§ **Problem to work on**
Every record below must be set down again exactly as given.

________

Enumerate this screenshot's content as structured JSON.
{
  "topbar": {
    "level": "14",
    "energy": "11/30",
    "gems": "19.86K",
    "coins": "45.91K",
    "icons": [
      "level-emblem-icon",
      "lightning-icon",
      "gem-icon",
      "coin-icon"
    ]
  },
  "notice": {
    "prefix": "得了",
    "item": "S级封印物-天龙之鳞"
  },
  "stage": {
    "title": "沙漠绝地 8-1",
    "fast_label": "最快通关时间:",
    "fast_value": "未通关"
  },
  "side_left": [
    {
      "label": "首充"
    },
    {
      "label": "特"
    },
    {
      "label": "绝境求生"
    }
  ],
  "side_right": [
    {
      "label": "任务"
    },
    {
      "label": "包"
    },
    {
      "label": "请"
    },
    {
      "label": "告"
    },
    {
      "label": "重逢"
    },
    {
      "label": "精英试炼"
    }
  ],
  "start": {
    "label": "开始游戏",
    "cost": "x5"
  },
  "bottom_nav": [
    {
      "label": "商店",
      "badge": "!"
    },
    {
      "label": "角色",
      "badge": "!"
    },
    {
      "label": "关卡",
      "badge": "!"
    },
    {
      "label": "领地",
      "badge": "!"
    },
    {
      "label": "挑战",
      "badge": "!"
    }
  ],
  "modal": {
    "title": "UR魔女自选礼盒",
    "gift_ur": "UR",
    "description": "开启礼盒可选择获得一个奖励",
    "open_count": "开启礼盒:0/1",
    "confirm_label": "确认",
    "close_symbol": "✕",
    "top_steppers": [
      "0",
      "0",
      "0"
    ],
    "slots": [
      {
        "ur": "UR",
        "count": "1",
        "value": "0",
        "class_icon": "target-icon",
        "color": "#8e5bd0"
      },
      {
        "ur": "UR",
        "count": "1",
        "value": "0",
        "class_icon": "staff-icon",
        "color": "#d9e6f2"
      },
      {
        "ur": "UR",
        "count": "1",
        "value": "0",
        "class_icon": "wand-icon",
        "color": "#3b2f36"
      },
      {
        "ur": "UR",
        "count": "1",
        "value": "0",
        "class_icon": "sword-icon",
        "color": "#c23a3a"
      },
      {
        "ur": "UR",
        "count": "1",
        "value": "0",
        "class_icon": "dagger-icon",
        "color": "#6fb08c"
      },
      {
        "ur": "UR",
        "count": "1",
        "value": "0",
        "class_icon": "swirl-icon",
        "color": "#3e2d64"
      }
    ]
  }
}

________

§ **Output of the task**
Enumerate this screenshot's content as structured JSON.
{
  "topbar": {
    "level": "14",
    "energy": "11/30",
    "gems": "19.86K",
    "coins": "45.91K",
    "icons": [
      "level-emblem-icon",
      "lightning-icon",
      "gem-icon",
      "coin-icon"
    ]
  },
  "notice": {
    "prefix": "得了",
    "item": "S级封印物-天龙之鳞"
  },
  "stage": {
    "title": "沙漠绝地 8-1",
    "fast_label": "最快通关时间:",
    "fast_value": "未通关"
  },
  "side_left": [
    {
      "label": "首充"
    },
    {
      "label": "特"
    },
    {
      "label": "绝境求生"
    }
  ],
  "side_right": [
    {
      "label": "任务"
    },
    {
      "label": "包"
    },
    {
      "label": "请"
    },
    {
      "label": "告"
    },
    {
      "label": "重逢"
    },
    {
      "label": "精英试炼"
    }
  ],
  "start": {
    "label": "开始游戏",
    "cost": "x5"
  },
  "bottom_nav": [
    {
      "label": "商店",
      "badge": "!"
    },
    {
      "label": "角色",
      "badge": "!"
    },
    {
      "label": "关卡",
      "badge": "!"
    },
    {
      "label": "领地",
      "badge": "!"
    },
    {
      "label": "挑战",
      "badge": "!"
    }
  ],
  "modal": {
    "title": "UR魔女自选礼盒",
    "gift_ur": "UR",
    "description": "开启礼盒可选择获得一个奖励",
    "open_count": "开启礼盒:0/1",
    "confirm_label": "确认",
    "close_symbol": "✕",
    "top_steppers": [
      "0",
      "0",
      "0"
    ],
    "slots": [
      {
        "ur": "UR",
        "count": "1",
        "value": "0",
        "class_icon": "target-icon",
        "color": "#8e5bd0"
      },
      {
        "ur": "UR",
        "count": "1",
        "value": "0",
        "class_icon": "staff-icon",
        "color": "#d9e6f2"
      },
      {
        "ur": "UR",
        "count": "1",
        "value": "0",
        "class_icon": "wand-icon",
        "color": "#3b2f36"
      },
      {
        "ur": "UR",
        "count": "1",
        "value": "0",
        "class_icon": "sword-icon",
        "color": "#c23a3a"
      },
      {
        "ur": "UR",
        "count": "1",
        "value": "0",
        "class_icon": "dagger-icon",
        "color": "#6fb08c"
      },
      {
        "ur": "UR",
        "count": "1",
        "value": "0",
        "class_icon": "swirl-icon",
        "color": "#3e2d64"
      }
    ]
  }
}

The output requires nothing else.